"[Losing a parent] makes you become withdrawn. The way you deal with it is that you close down. If stuff went wrong as a kid, then you cry.
"At age 11, I realised I shouldn't cry. Crying equals losing. So I said to myself 'don't ever cry again'. That is what I did until I was 19. I managed to block that system, it was weird."
Off-stage he remains rather buttoned down. One subject he won't discuss is his personal life (aside from his dad, who enjoys the attention).
This became a issue after he made a documentary several years ago called Believe. The director was his former girlfriend Sarah Townsend. She is briefly interviewed on camera, providing the first peek into the private life behind Izzard's public persona.
Believe was supposed to be an overview of his life. But it was Townsend that set everyone talking. Izzard can't have been surprised.
When you consider that, along with everything else, he is one of the world's most famous cross-dressers – today he wears understated nail polish and subtly heeled boots – it's no shock we should be so fascinated about what he gets up to with the shutters drawn.
He appreciates the interest. He just doesn't wish to indulge it.
"If Daniel Day-Lewis doesn't have to talk about his private life, why should I? That's my logic," he says. "I am a straight transvestite.
"People think I'm hiding that. Well, if I was going to be gay, I'd be gay. There is no point concealing it. I have had relationships. The individuals I have been involved with said they would rather not be judged by their relationship with me. They want to stay out of it and I am completely fine with that."
He is aware his privacy will be difficult to sustain if he follows through with his promise to run for London mayor. And that would only be the beginning. Celebrities entering politics are often stunned at how rough the going is.
"I was thinking about that the other day actually. You're right. The public tends to be pretty positive towards me. In politics, half could be positive, half negative. On the other hand, I go around as a transvestite wearing hair and make -up. I've had horrendous stuff shouted at me. I don't think it could be worse than that."
His cross-dressing has nothing to do with the death of his mother, he says. He remembers being drawn to women's clothes when she was still alive. While not wishing to be a poster-boy for transvestism, it's satisfying to know he has helped combat public ignorance.
"I wouldn't say I was an ambassador. However, there are not a lot of us out there.
"The fact that I came out and said, 'you can be a transvestite and well-known for something else' can only be good.
"My new tour is taking me all over. I'll be in Kathmandu and perhaps someone will be in the audience and think, 'hey, that guy's a transvestite. And I'm a lesbian. If it's okay for him, then it's okay for me.'"
Eddie, steady go Izzard's career in snapshot
While studying accountancy at the University of Sheffield, Izzard starts to experiment with comedy.

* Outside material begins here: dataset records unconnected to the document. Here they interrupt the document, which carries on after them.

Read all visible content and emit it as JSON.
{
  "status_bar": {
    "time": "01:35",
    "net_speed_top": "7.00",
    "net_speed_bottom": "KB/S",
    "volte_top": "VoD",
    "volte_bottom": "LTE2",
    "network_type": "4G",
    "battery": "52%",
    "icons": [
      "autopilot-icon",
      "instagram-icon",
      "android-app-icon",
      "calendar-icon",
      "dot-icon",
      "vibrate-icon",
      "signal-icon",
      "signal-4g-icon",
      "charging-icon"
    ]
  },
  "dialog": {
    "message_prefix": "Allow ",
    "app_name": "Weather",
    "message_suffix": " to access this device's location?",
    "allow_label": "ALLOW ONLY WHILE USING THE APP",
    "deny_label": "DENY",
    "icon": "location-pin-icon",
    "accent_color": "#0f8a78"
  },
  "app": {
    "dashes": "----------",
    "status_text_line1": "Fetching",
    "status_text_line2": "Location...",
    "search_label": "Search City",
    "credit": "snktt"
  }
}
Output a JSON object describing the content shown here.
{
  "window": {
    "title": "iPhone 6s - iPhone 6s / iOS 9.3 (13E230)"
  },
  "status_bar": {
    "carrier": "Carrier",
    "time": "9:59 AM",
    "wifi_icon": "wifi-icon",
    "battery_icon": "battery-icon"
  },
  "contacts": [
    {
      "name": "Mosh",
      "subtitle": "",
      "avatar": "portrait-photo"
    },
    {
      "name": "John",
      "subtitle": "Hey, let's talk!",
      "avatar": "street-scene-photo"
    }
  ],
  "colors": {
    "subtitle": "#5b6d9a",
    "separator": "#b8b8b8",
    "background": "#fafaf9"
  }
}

He moves to London and establishes himself as a street performer in Covent Garden. In 1987, he makes his debut as a stand-up at the city's Comedy Store.
In 1991, Izzard has his first major break, performing his 'Wolves' sketch on an AIDS benefit show. With comedy proclaimed the 'new rock 'n' roll' in the UK media, Izzard is soon a house-hold face.

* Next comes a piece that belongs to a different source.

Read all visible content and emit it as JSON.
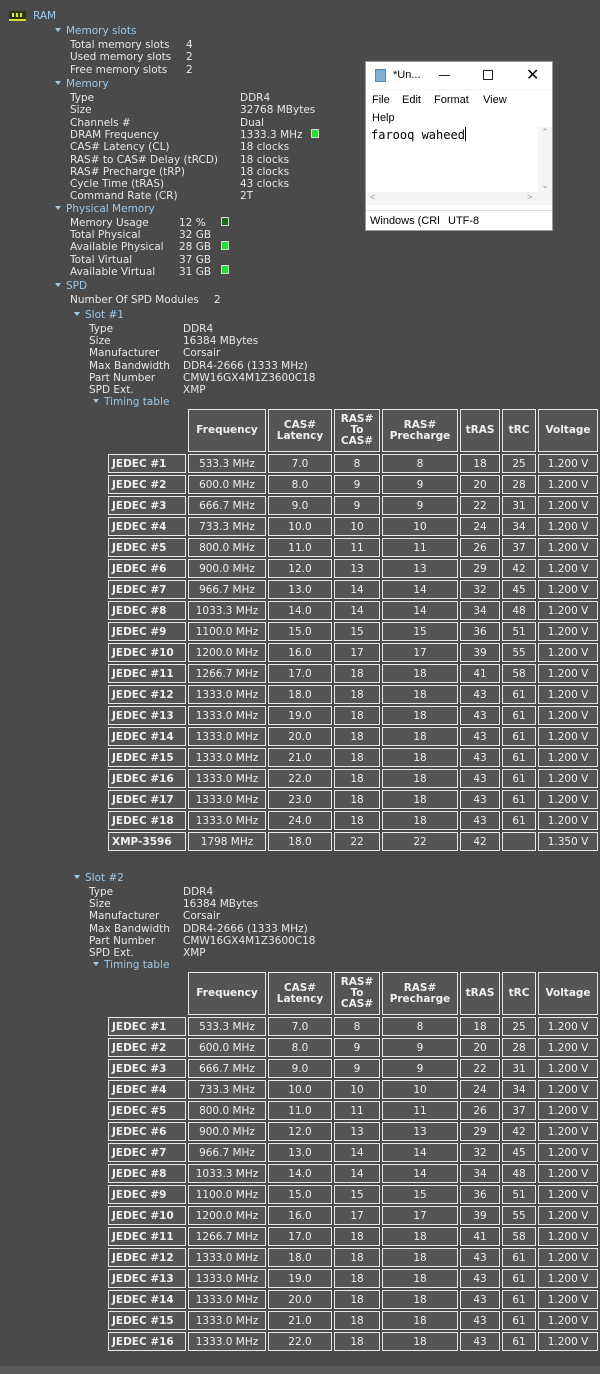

In 1999, he achieves success in the United States, where his Dressed To Kill performance is screened on HBO. He wins two Emmy Awards.
The same year, there is uproar in the UK as it is reported that Izzard recycled jokes on his live DVDs. The problem is caused by the sale of DVDs of his American tour in the UK – before he had brought the same show to Britain.
In 2006, he lands one of his biggest acting roles, opposite Minnie Driver in The Riches (left), an improbable tale of a Traveller family 'swindling' its way across America. Despite positive reviews, it is cancelled after two seasons.
In 2013, Izzard announces his largest tour yet, which will see him perform across Europe, the Middle East and Asia.
Eddie Izzard performs Force Majeure at The O2, Dublin, on Sunday, May 26
Day & Night